- [Task brief] Go through the data and copy each line that holds "type".

---------- Data supplied

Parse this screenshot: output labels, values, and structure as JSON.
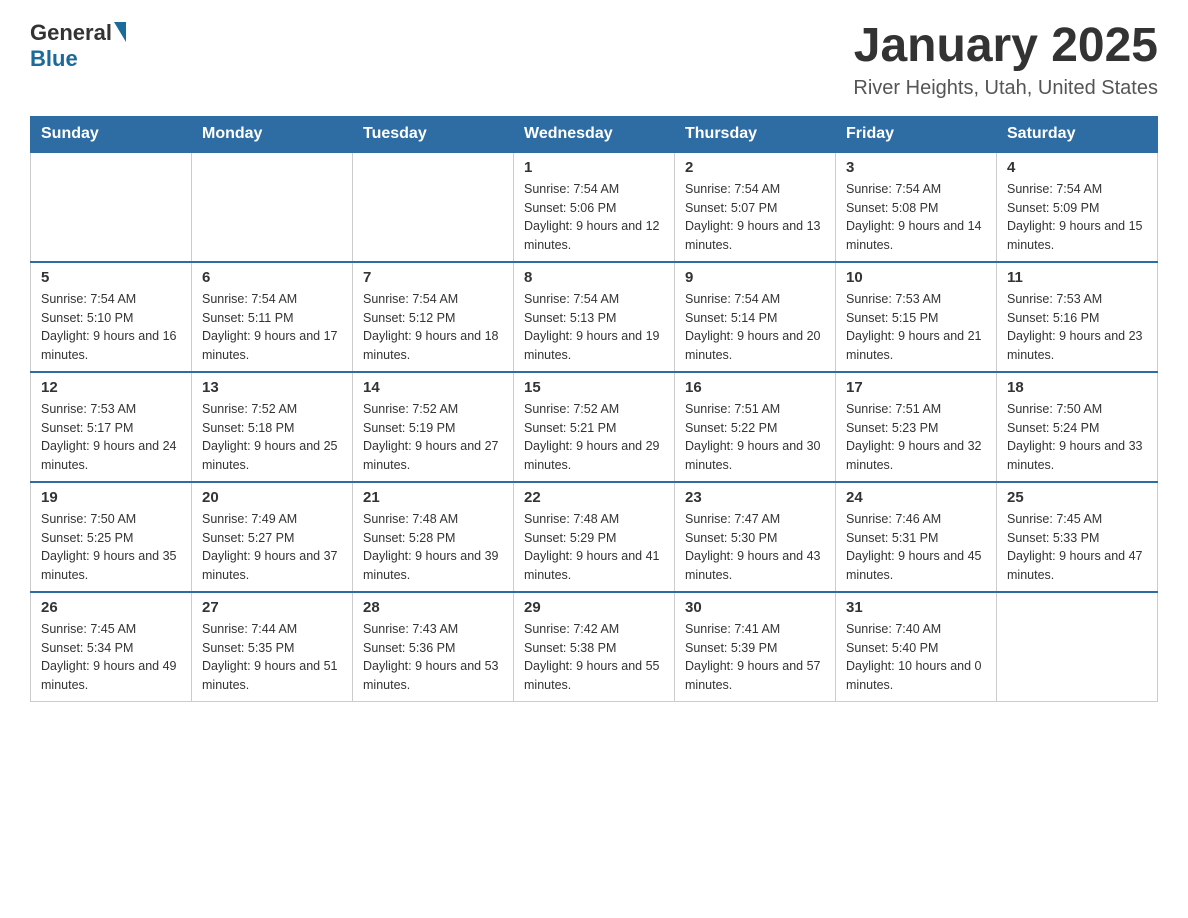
{
  "header": {
    "logo_general": "General",
    "logo_blue": "Blue",
    "title": "January 2025",
    "location": "River Heights, Utah, United States"
  },
  "days_of_week": [
    "Sunday",
    "Monday",
    "Tuesday",
    "Wednesday",
    "Thursday",
    "Friday",
    "Saturday"
  ],
  "weeks": [
    [
      {
        "day": "",
        "sunrise": "",
        "sunset": "",
        "daylight": ""
      },
      {
        "day": "",
        "sunrise": "",
        "sunset": "",
        "daylight": ""
      },
      {
        "day": "",
        "sunrise": "",
        "sunset": "",
        "daylight": ""
      },
      {
        "day": "1",
        "sunrise": "Sunrise: 7:54 AM",
        "sunset": "Sunset: 5:06 PM",
        "daylight": "Daylight: 9 hours and 12 minutes."
      },
      {
        "day": "2",
        "sunrise": "Sunrise: 7:54 AM",
        "sunset": "Sunset: 5:07 PM",
        "daylight": "Daylight: 9 hours and 13 minutes."
      },
      {
        "day": "3",
        "sunrise": "Sunrise: 7:54 AM",
        "sunset": "Sunset: 5:08 PM",
        "daylight": "Daylight: 9 hours and 14 minutes."
      },
      {
        "day": "4",
        "sunrise": "Sunrise: 7:54 AM",
        "sunset": "Sunset: 5:09 PM",
        "daylight": "Daylight: 9 hours and 15 minutes."
      }
    ],
    [
      {
        "day": "5",
        "sunrise": "Sunrise: 7:54 AM",
        "sunset": "Sunset: 5:10 PM",
        "daylight": "Daylight: 9 hours and 16 minutes."
      },
      {
        "day": "6",
        "sunrise": "Sunrise: 7:54 AM",
        "sunset": "Sunset: 5:11 PM",
        "daylight": "Daylight: 9 hours and 17 minutes."
      },
      {
        "day": "7",
        "sunrise": "Sunrise: 7:54 AM",
        "sunset": "Sunset: 5:12 PM",
        "daylight": "Daylight: 9 hours and 18 minutes."
      },
      {
        "day": "8",
        "sunrise": "Sunrise: 7:54 AM",
        "sunset": "Sunset: 5:13 PM",
        "daylight": "Daylight: 9 hours and 19 minutes."
      },
      {
        "day": "9",
        "sunrise": "Sunrise: 7:54 AM",
        "sunset": "Sunset: 5:14 PM",
        "daylight": "Daylight: 9 hours and 20 minutes."
      },
      {
        "day": "10",
        "sunrise": "Sunrise: 7:53 AM",
        "sunset": "Sunset: 5:15 PM",
        "daylight": "Daylight: 9 hours and 21 minutes."
      },
      {
        "day": "11",
        "sunrise": "Sunrise: 7:53 AM",
        "sunset": "Sunset: 5:16 PM",
        "daylight": "Daylight: 9 hours and 23 minutes."
      }
    ],
    [
      {
        "day": "12",
        "sunrise": "Sunrise: 7:53 AM",
        "sunset": "Sunset: 5:17 PM",
        "daylight": "Daylight: 9 hours and 24 minutes."
      },
      {
        "day": "13",
        "sunrise": "Sunrise: 7:52 AM",
        "sunset": "Sunset: 5:18 PM",
        "daylight": "Daylight: 9 hours and 25 minutes."
      },
      {
        "day": "14",
        "sunrise": "Sunrise: 7:52 AM",
        "sunset": "Sunset: 5:19 PM",
        "daylight": "Daylight: 9 hours and 27 minutes."
      },
      {
        "day": "15",
        "sunrise": "Sunrise: 7:52 AM",
        "sunset": "Sunset: 5:21 PM",
        "daylight": "Daylight: 9 hours and 29 minutes."
      },
      {
        "day": "16",
        "sunrise": "Sunrise: 7:51 AM",
        "sunset": "Sunset: 5:22 PM",
        "daylight": "Daylight: 9 hours and 30 minutes."
      },
      {
        "day": "17",
        "sunrise": "Sunrise: 7:51 AM",
        "sunset": "Sunset: 5:23 PM",
        "daylight": "Daylight: 9 hours and 32 minutes."
      },
      {
        "day": "18",
        "sunrise": "Sunrise: 7:50 AM",
        "sunset": "Sunset: 5:24 PM",
        "daylight": "Daylight: 9 hours and 33 minutes."
      }
    ],
    [
      {
        "day": "19",
        "sunrise": "Sunrise: 7:50 AM",
        "sunset": "Sunset: 5:25 PM",
        "daylight": "Daylight: 9 hours and 35 minutes."
      },
      {
        "day": "20",
        "sunrise": "Sunrise: 7:49 AM",
        "sunset": "Sunset: 5:27 PM",
        "daylight": "Daylight: 9 hours and 37 minutes."
      },
      {
        "day": "21",
        "sunrise": "Sunrise: 7:48 AM",
        "sunset": "Sunset: 5:28 PM",
        "daylight": "Daylight: 9 hours and 39 minutes."
      },
      {
        "day": "22",
        "sunrise": "Sunrise: 7:48 AM",
        "sunset": "Sunset: 5:29 PM",
        "daylight": "Daylight: 9 hours and 41 minutes."
      },
      {
        "day": "23",
        "sunrise": "Sunrise: 7:47 AM",
        "sunset": "Sunset: 5:30 PM",
        "daylight": "Daylight: 9 hours and 43 minutes."
      },
      {
        "day": "24",
        "sunrise": "Sunrise: 7:46 AM",
        "sunset": "Sunset: 5:31 PM",
        "daylight": "Daylight: 9 hours and 45 minutes."
      },
      {
        "day": "25",
        "sunrise": "Sunrise: 7:45 AM",
        "sunset": "Sunset: 5:33 PM",
        "daylight": "Daylight: 9 hours and 47 minutes."
      }
    ],
    [
      {
        "day": "26",
        "sunrise": "Sunrise: 7:45 AM",
        "sunset": "Sunset: 5:34 PM",
        "daylight": "Daylight: 9 hours and 49 minutes."
      },
      {
        "day": "27",
        "sunrise": "Sunrise: 7:44 AM",
        "sunset": "Sunset: 5:35 PM",
        "daylight": "Daylight: 9 hours and 51 minutes."
      },
      {
        "day": "28",
        "sunrise": "Sunrise: 7:43 AM",
        "sunset": "Sunset: 5:36 PM",
        "daylight": "Daylight: 9 hours and 53 minutes."
      },
      {
        "day": "29",
        "sunrise": "Sunrise: 7:42 AM",
        "sunset": "Sunset: 5:38 PM",
        "daylight": "Daylight: 9 hours and 55 minutes."
      },
      {
        "day": "30",
        "sunrise": "Sunrise: 7:41 AM",
        "sunset": "Sunset: 5:39 PM",
        "daylight": "Daylight: 9 hours and 57 minutes."
      },
      {
        "day": "31",
        "sunrise": "Sunrise: 7:40 AM",
        "sunset": "Sunset: 5:40 PM",
        "daylight": "Daylight: 10 hours and 0 minutes."
      },
      {
        "day": "",
        "sunrise": "",
        "sunset": "",
        "daylight": ""
      }
    ]
  ]
}
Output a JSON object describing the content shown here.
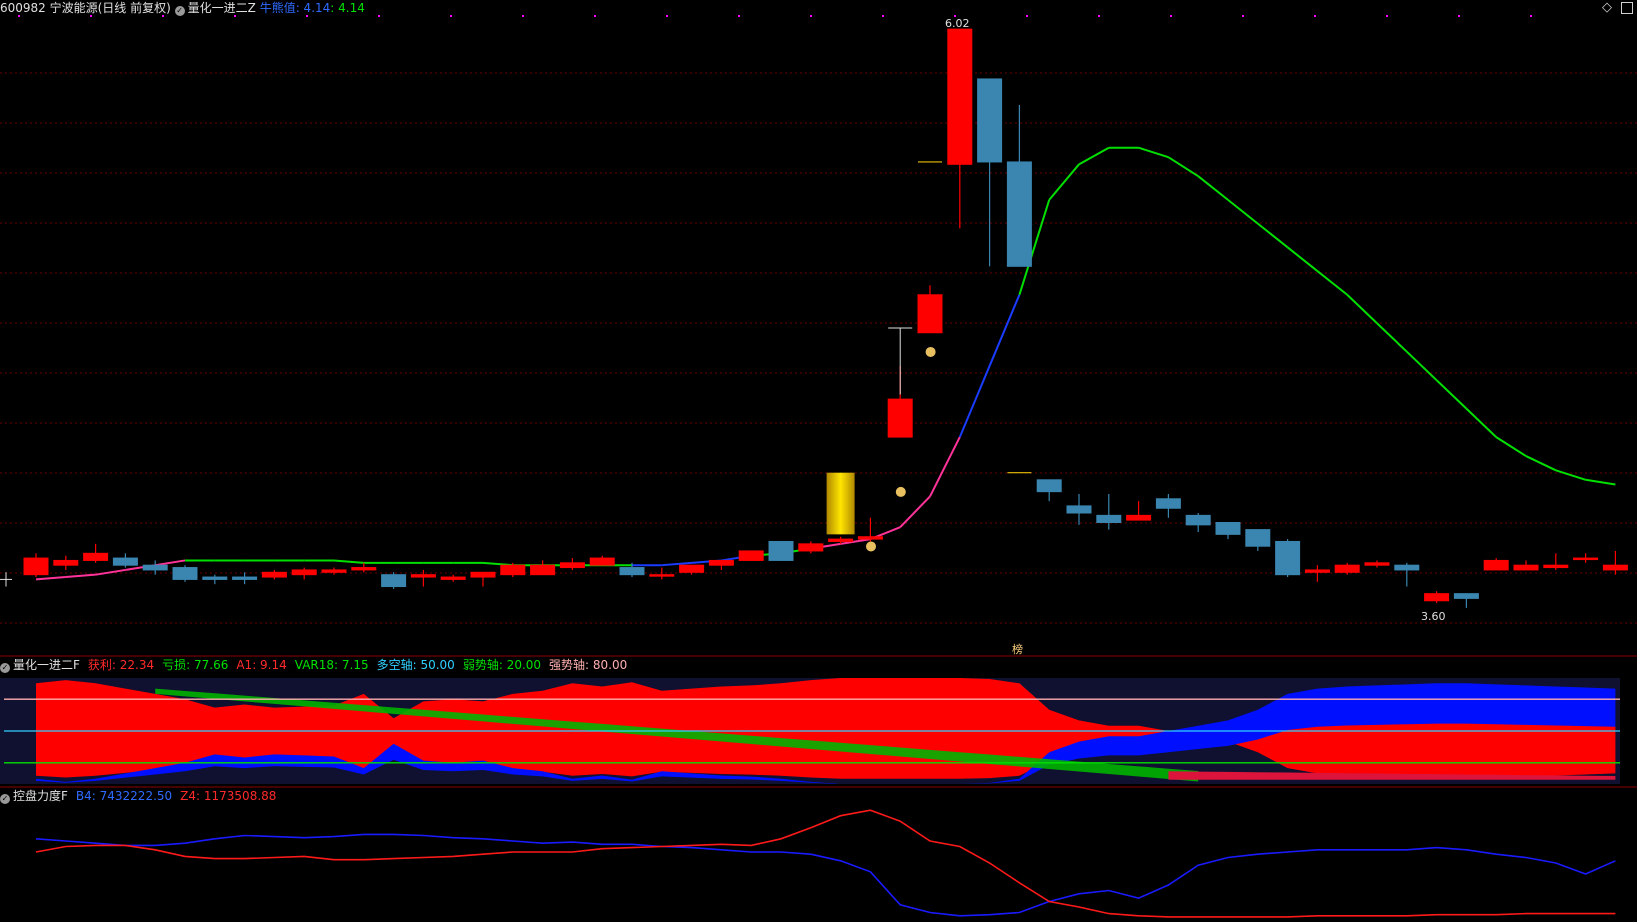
{
  "main_header": {
    "stock": "600982 宁波能源(日线 前复权)",
    "indicator": "量化一进二Z",
    "upper_line_label": "牛熊值: 4.14",
    "upper_line_value": ": 4.14"
  },
  "sub1_header": {
    "title": "量化一进二F",
    "profit": "获利: 22.34",
    "loss": "亏损: 77.66",
    "a1": "A1: 9.14",
    "var18": "VAR18: 7.15",
    "axis": "多空轴: 50.00",
    "weak": "弱势轴: 20.00",
    "strong": "强势轴: 80.00"
  },
  "sub2_header": {
    "title": "控盘力度F",
    "b4": "B4: 7432222.50",
    "z4": "Z4: 1173508.88"
  },
  "annotations": {
    "high_label": "6.02",
    "low_label": "3.60",
    "bang_label": "榜"
  },
  "colors": {
    "up": "#ff0000",
    "down": "#3a86b0",
    "ma_green": "#00e000",
    "ma_blue": "#1a3cff",
    "ma_pink": "#ff3399",
    "grid": "#6b0000",
    "red_band": "#ff0000",
    "green_band": "#00b400",
    "blue_band": "#0010ff",
    "crimson_band": "#dc143c",
    "b4_line": "#1a1aff",
    "z4_line": "#ff1a1a"
  },
  "chart_data": [
    {
      "type": "candlestick",
      "x": [
        1,
        2,
        3,
        4,
        5,
        6,
        7,
        8,
        9,
        10,
        11,
        12,
        13,
        14,
        15,
        16,
        17,
        18,
        19,
        20,
        21,
        22,
        23,
        24,
        25,
        26,
        27,
        28,
        29,
        30,
        31,
        32,
        33,
        34,
        35,
        36,
        37,
        38,
        39,
        40,
        41,
        42,
        43,
        44,
        45,
        46,
        47,
        48,
        49,
        50,
        51,
        52,
        53,
        54
      ],
      "open": [
        3.72,
        3.76,
        3.78,
        3.79,
        3.76,
        3.75,
        3.71,
        3.71,
        3.71,
        3.72,
        3.73,
        3.74,
        3.72,
        3.71,
        3.7,
        3.71,
        3.72,
        3.72,
        3.75,
        3.76,
        3.75,
        3.72,
        3.73,
        3.76,
        3.78,
        3.86,
        3.82,
        3.86,
        3.87,
        4.3,
        4.74,
        5.45,
        5.81,
        5.46,
        4.12,
        4.01,
        3.97,
        3.95,
        4.04,
        3.97,
        3.94,
        3.91,
        3.86,
        3.73,
        3.73,
        3.76,
        3.76,
        3.61,
        3.64,
        3.74,
        3.74,
        3.75,
        3.79,
        3.74
      ],
      "close": [
        3.79,
        3.78,
        3.81,
        3.76,
        3.74,
        3.7,
        3.7,
        3.7,
        3.73,
        3.74,
        3.74,
        3.75,
        3.67,
        3.72,
        3.71,
        3.73,
        3.76,
        3.76,
        3.77,
        3.79,
        3.72,
        3.72,
        3.76,
        3.78,
        3.82,
        3.78,
        3.85,
        3.87,
        3.88,
        4.46,
        4.9,
        6.02,
        5.46,
        5.02,
        4.07,
        3.98,
        3.94,
        3.97,
        4.0,
        3.93,
        3.89,
        3.84,
        3.72,
        3.74,
        3.76,
        3.77,
        3.74,
        3.64,
        3.62,
        3.78,
        3.76,
        3.76,
        3.79,
        3.76
      ],
      "high": [
        3.81,
        3.8,
        3.85,
        3.81,
        3.78,
        3.76,
        3.72,
        3.73,
        3.74,
        3.75,
        3.75,
        3.77,
        3.73,
        3.74,
        3.72,
        3.73,
        3.77,
        3.78,
        3.79,
        3.8,
        3.77,
        3.75,
        3.76,
        3.78,
        3.82,
        3.86,
        3.86,
        3.88,
        3.96,
        4.6,
        4.94,
        6.02,
        5.51,
        5.7,
        4.08,
        4.06,
        4.06,
        4.03,
        4.06,
        3.98,
        3.93,
        3.9,
        3.87,
        3.76,
        3.77,
        3.78,
        3.77,
        3.65,
        3.62,
        3.79,
        3.78,
        3.81,
        3.81,
        3.82
      ],
      "low": [
        3.71,
        3.74,
        3.77,
        3.75,
        3.72,
        3.69,
        3.68,
        3.68,
        3.7,
        3.7,
        3.72,
        3.73,
        3.66,
        3.67,
        3.69,
        3.67,
        3.71,
        3.74,
        3.74,
        3.76,
        3.71,
        3.7,
        3.72,
        3.74,
        3.78,
        3.78,
        3.81,
        3.85,
        3.86,
        4.3,
        4.74,
        5.18,
        5.02,
        5.02,
        4.03,
        3.93,
        3.91,
        3.95,
        3.96,
        3.9,
        3.87,
        3.82,
        3.71,
        3.69,
        3.72,
        3.75,
        3.67,
        3.6,
        3.58,
        3.74,
        3.74,
        3.74,
        3.77,
        3.72
      ],
      "high_label": "6.02",
      "low_label": "3.60"
    },
    {
      "type": "line",
      "series": [
        {
          "values": [
            3.7,
            3.71,
            3.72,
            3.74,
            3.76,
            3.78,
            3.78,
            3.78,
            3.78,
            3.78,
            3.78,
            3.77,
            3.77,
            3.77,
            3.77,
            3.77,
            3.76,
            3.76,
            3.76,
            3.76,
            3.76,
            3.76,
            3.77,
            3.78,
            3.8,
            3.81,
            3.83,
            3.85,
            3.87,
            3.92,
            4.05,
            4.3,
            4.6,
            4.9,
            5.3,
            5.45,
            5.52,
            5.52,
            5.48,
            5.4,
            5.3,
            5.2,
            5.1,
            5.0,
            4.9,
            4.78,
            4.66,
            4.54,
            4.42,
            4.3,
            4.22,
            4.16,
            4.12,
            4.1
          ]
        }
      ]
    },
    {
      "type": "area",
      "ylim": [
        0,
        100
      ],
      "reference_lines": [
        20,
        50,
        80
      ],
      "series": [
        {
          "name": "获利",
          "values": [
            95,
            98,
            95,
            90,
            85,
            80,
            72,
            75,
            72,
            73,
            74,
            85,
            62,
            78,
            80,
            78,
            85,
            88,
            95,
            92,
            96,
            88,
            90,
            92,
            93,
            95,
            98,
            100,
            100,
            100,
            100,
            100,
            99,
            95,
            70,
            60,
            55,
            55,
            50,
            45,
            40,
            30,
            15,
            10,
            8,
            7,
            6,
            5,
            5,
            6,
            7,
            8,
            9,
            10
          ]
        },
        {
          "name": "亏损",
          "values": [
            5,
            2,
            5,
            10,
            15,
            20,
            28,
            25,
            28,
            27,
            26,
            15,
            38,
            22,
            20,
            22,
            15,
            12,
            5,
            8,
            4,
            12,
            10,
            8,
            7,
            5,
            2,
            0,
            0,
            0,
            0,
            0,
            1,
            5,
            30,
            40,
            45,
            45,
            50,
            55,
            60,
            70,
            85,
            90,
            92,
            93,
            94,
            95,
            95,
            94,
            93,
            92,
            91,
            90
          ]
        }
      ]
    },
    {
      "type": "line",
      "series": [
        {
          "name": "B4",
          "values": [
            0.72,
            0.7,
            0.68,
            0.66,
            0.66,
            0.68,
            0.72,
            0.75,
            0.74,
            0.73,
            0.74,
            0.76,
            0.76,
            0.75,
            0.73,
            0.72,
            0.7,
            0.68,
            0.69,
            0.67,
            0.67,
            0.65,
            0.64,
            0.62,
            0.6,
            0.6,
            0.58,
            0.52,
            0.42,
            0.12,
            0.05,
            0.02,
            0.03,
            0.05,
            0.15,
            0.22,
            0.25,
            0.18,
            0.3,
            0.48,
            0.55,
            0.58,
            0.6,
            0.62,
            0.62,
            0.62,
            0.62,
            0.64,
            0.62,
            0.58,
            0.55,
            0.5,
            0.4,
            0.52
          ]
        },
        {
          "name": "Z4",
          "values": [
            0.6,
            0.65,
            0.66,
            0.66,
            0.62,
            0.56,
            0.54,
            0.54,
            0.55,
            0.56,
            0.53,
            0.53,
            0.54,
            0.55,
            0.56,
            0.58,
            0.6,
            0.6,
            0.6,
            0.63,
            0.64,
            0.65,
            0.66,
            0.67,
            0.66,
            0.72,
            0.82,
            0.93,
            0.98,
            0.88,
            0.7,
            0.65,
            0.5,
            0.32,
            0.15,
            0.1,
            0.04,
            0.02,
            0.01,
            0.01,
            0.01,
            0.01,
            0.01,
            0.02,
            0.02,
            0.02,
            0.02,
            0.03,
            0.03,
            0.03,
            0.04,
            0.04,
            0.04,
            0.04
          ]
        }
      ]
    }
  ]
}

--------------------

- [Written response]
      "type": "candlestick",
      "type": "line",
      "type": "area",
      "type": "line",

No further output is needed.